This blog post is one of several that we will publish in 2017 on our Black Virginians in Blue digital project. The project explores the lives of African American men from Albemarle County, Virginia, who served in the USCT. Jonathan White’s piece on James T. S. Taylor was our first blog entry on the subject.

The publication of Civil War soldiers and sailors databases online has been a major boon to genealogists for years. Civil War scholars also can benefit from these digital resources available at subscription and free sites. For example, compiled military service records can be downloaded from Ancestry.com and its subsidiary site, Fold3.com. These records are important for recreating a soldier’s army career and also list important biographical information such as height, age, place of enlistment, birthplace, and rank. In some cases, these records indicate whether or not African American Union soldiers were freemen or slaves when they enlisted.  For our forthcoming Black Virginians in Blue digital project, I used digital resources to make substantial progress in researching the lives of black Union soldiers from Albemarle County, Virginia, prior to making a research trip to the National Archives in Washington, DC.
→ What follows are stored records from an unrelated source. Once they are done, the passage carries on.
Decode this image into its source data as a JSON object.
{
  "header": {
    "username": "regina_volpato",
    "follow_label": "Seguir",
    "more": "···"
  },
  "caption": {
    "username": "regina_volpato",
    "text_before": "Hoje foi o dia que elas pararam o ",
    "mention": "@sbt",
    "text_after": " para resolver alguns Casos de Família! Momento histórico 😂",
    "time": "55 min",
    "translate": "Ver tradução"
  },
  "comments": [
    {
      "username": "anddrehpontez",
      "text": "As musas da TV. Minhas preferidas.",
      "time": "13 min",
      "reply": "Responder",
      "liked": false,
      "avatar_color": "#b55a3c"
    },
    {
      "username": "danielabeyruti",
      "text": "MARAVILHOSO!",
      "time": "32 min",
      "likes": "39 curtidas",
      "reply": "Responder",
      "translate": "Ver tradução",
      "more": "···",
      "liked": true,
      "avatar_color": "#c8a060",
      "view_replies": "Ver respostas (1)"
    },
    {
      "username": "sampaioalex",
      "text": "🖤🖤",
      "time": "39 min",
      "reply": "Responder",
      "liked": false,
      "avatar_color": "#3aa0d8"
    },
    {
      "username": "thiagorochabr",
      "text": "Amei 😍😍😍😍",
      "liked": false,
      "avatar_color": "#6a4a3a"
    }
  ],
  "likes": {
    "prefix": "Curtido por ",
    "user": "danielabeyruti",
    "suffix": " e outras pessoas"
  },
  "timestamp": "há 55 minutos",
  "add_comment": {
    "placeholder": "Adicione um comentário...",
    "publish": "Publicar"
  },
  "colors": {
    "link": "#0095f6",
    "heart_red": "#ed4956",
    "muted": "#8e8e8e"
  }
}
The full article can be viewed on the John L. Nau II Center for Civil War History blog.